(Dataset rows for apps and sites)

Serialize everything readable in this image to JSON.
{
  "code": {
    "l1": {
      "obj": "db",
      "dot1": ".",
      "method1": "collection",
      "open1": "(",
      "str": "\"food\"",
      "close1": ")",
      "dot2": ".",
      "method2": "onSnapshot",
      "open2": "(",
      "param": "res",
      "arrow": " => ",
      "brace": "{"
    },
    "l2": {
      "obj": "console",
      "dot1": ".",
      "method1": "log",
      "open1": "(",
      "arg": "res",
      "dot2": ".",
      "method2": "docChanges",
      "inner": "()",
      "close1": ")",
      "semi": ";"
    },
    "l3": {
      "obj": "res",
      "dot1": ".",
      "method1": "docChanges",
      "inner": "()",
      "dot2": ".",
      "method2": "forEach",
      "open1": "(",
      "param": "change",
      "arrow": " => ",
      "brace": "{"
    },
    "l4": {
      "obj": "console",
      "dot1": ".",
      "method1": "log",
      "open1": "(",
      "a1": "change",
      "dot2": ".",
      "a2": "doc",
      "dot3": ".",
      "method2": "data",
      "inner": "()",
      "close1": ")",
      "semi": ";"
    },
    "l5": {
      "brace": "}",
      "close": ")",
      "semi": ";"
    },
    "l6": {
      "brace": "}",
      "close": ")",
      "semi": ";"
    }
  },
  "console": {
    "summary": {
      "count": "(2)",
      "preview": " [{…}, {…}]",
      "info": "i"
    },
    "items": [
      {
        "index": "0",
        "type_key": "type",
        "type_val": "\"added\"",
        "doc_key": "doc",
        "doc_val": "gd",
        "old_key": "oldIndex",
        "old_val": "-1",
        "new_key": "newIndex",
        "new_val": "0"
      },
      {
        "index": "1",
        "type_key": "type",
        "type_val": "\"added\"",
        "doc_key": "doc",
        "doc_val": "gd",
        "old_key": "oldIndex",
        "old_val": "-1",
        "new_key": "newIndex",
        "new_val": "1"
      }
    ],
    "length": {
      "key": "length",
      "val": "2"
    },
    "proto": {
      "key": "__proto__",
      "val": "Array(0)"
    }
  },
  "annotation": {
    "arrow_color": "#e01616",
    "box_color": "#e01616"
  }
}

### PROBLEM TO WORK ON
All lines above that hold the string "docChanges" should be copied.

### RESPONSE
      "method2": "docChanges",
      "method1": "docChanges",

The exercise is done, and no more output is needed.